I was taking the time to try out some new writing software I picked up after NaNoWriMo ended back in November tonight. I have technically have three novels I’m working on simultaneously, though one is just in the between drafts phase of editing. Because of that, instead of taking what I normally did and just work on the novels, I thought I’d go back to my old script that I’d been wanting to submit at some point to an animation production studio. I loved the script, but knew it still needed work. I got some readers on it, got their feedback, and then deals with my two novels almost back to back. It got lost in the shuffle for nearly half a year, and then further lost in the shuffle when I made my move from Muncie to Austin. I thought about it and I realized it was finally time to go back.
I took a look at the original scrip in the first program I wrote it in, and knowing what I had planned for it, it felt like something was missing within the feel of it. The first episode was an out and out action-comedy that conflicted rather strongly with the rather grim story that made up the second episode. I loved that first episode, and I didn’t want to lose the ability to laugh at some of the things that happened. It was part of the DNA of the Bryant story, but that DNA still rolled through the more saddening parts of Bryant’s story. They were connected, but keeping them as separate episodes almost seemed to hurt it. They were coming from essentially the same place, but they didn’t connect.
I had to sit and think on why the story went the way it did for a bit, and I realized that the inspiration stylistically, and I’ve always said this was the case, was that of Genndy Tartakovsky. I’ve been watching his animated shows since before I knew those shows had creators int he first place. Dexter’s Laboratory was my first foray into his animation, and that show, while not in the same vein as his later series, probably helped shape the sense of humor that I have today. I still can’t help but laugh whenever I think of the now famous, though gramatically incorrect, words, “Omelette du fromage.” but ater he moved from that series, he moved to some series that, while they still held comedy, there were stakes to the stories. There were jokes that could happen, but they weren’t separated from the danger that would be the main drives of the story arcs. The shows Samurai Jack, Star Wars: The Clone Wars (the miniseries to those not in the know), and Sym-Bionic Titan have absolutely informed how I look at animation, especially in an episodic format. There were comedy elements that came into play, but each of these stories held up on their own when it came to action, and your ability to care what was happening to the characters and why. You didn’t have to be completely goofy with your story, and you didn’t have to be going to the opposite end of the spectrum in order to find the place where a gripping plotline would be available to you and your audience. It could live in a harmony that some still haven’t been quite able to match since these shows went off the air.

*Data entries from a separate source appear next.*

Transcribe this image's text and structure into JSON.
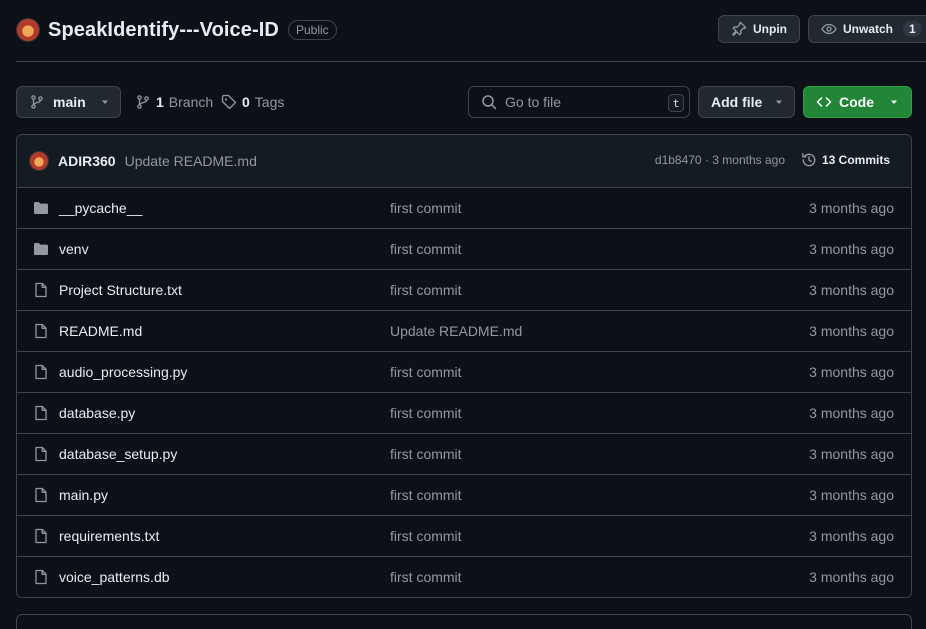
{
  "repo": {
    "name": "SpeakIdentify---Voice-ID",
    "visibility": "Public"
  },
  "actions": {
    "unpin_label": "Unpin",
    "unwatch_label": "Unwatch",
    "watch_count": "1"
  },
  "toolbar": {
    "branch": "main",
    "branches_count": "1",
    "branches_label": "Branch",
    "tags_count": "0",
    "tags_label": "Tags",
    "search_placeholder": "Go to file",
    "search_shortcut": "t",
    "add_file_label": "Add file",
    "code_label": "Code"
  },
  "latest_commit": {
    "author": "ADIR360",
    "message": "Update README.md",
    "hash": "d1b8470",
    "time": "3 months ago",
    "meta_text": "d1b8470 · 3 months ago",
    "commits_label": "13 Commits"
  },
  "files": [
    {
      "name": "__pycache__",
      "type": "folder",
      "message": "first commit",
      "age": "3 months ago"
    },
    {
      "name": "venv",
      "type": "folder",
      "message": "first commit",
      "age": "3 months ago"
    },
    {
      "name": "Project Structure.txt",
      "type": "file",
      "message": "first commit",
      "age": "3 months ago"
    },
    {
      "name": "README.md",
      "type": "file",
      "message": "Update README.md",
      "age": "3 months ago"
    },
    {
      "name": "audio_processing.py",
      "type": "file",
      "message": "first commit",
      "age": "3 months ago"
    },
    {
      "name": "database.py",
      "type": "file",
      "message": "first commit",
      "age": "3 months ago"
    },
    {
      "name": "database_setup.py",
      "type": "file",
      "message": "first commit",
      "age": "3 months ago"
    },
    {
      "name": "main.py",
      "type": "file",
      "message": "first commit",
      "age": "3 months ago"
    },
    {
      "name": "requirements.txt",
      "type": "file",
      "message": "first commit",
      "age": "3 months ago"
    },
    {
      "name": "voice_patterns.db",
      "type": "file",
      "message": "first commit",
      "age": "3 months ago"
    }
  ],
  "colors": {
    "background": "#0d1117",
    "border": "#3d444d",
    "muted_text": "#9198a1",
    "code_button": "#238636"
  }
}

I realized that what I waas wanting to do with the Bryant script was, yes, something of my own, but there was the imprint of Tartakovsky’s previous work all over the words that were flowing out of my fingers, whether it was the comedic, but action packed first episode, or the grim and solemn second episode. That was my connecting thread; I needed to bring those two sensations together to create that fusion that would be able to dance with a life that you could only really get in the animation that I felt it was born to be in. So, that’s what I started doing tonight. There are some jokes, but I’m taking a chunk of what was in the second script, and actually moving it to the front of the first script, while cutting the second back a bit. The beautiful thing is, it’s seeming like it’s starting to click. I’m able to get that classic action design from Samurai Jack in my head, the pace of Sym-Bionic Titan, and some of the comedy of Dexter’s Laboratory, which were all present in the previous drafts, but didn’t really start to shine until I brought them together. In other words; I’m getting Jack’s journey, and getting to eat Dexter’s omelette du fromage, too.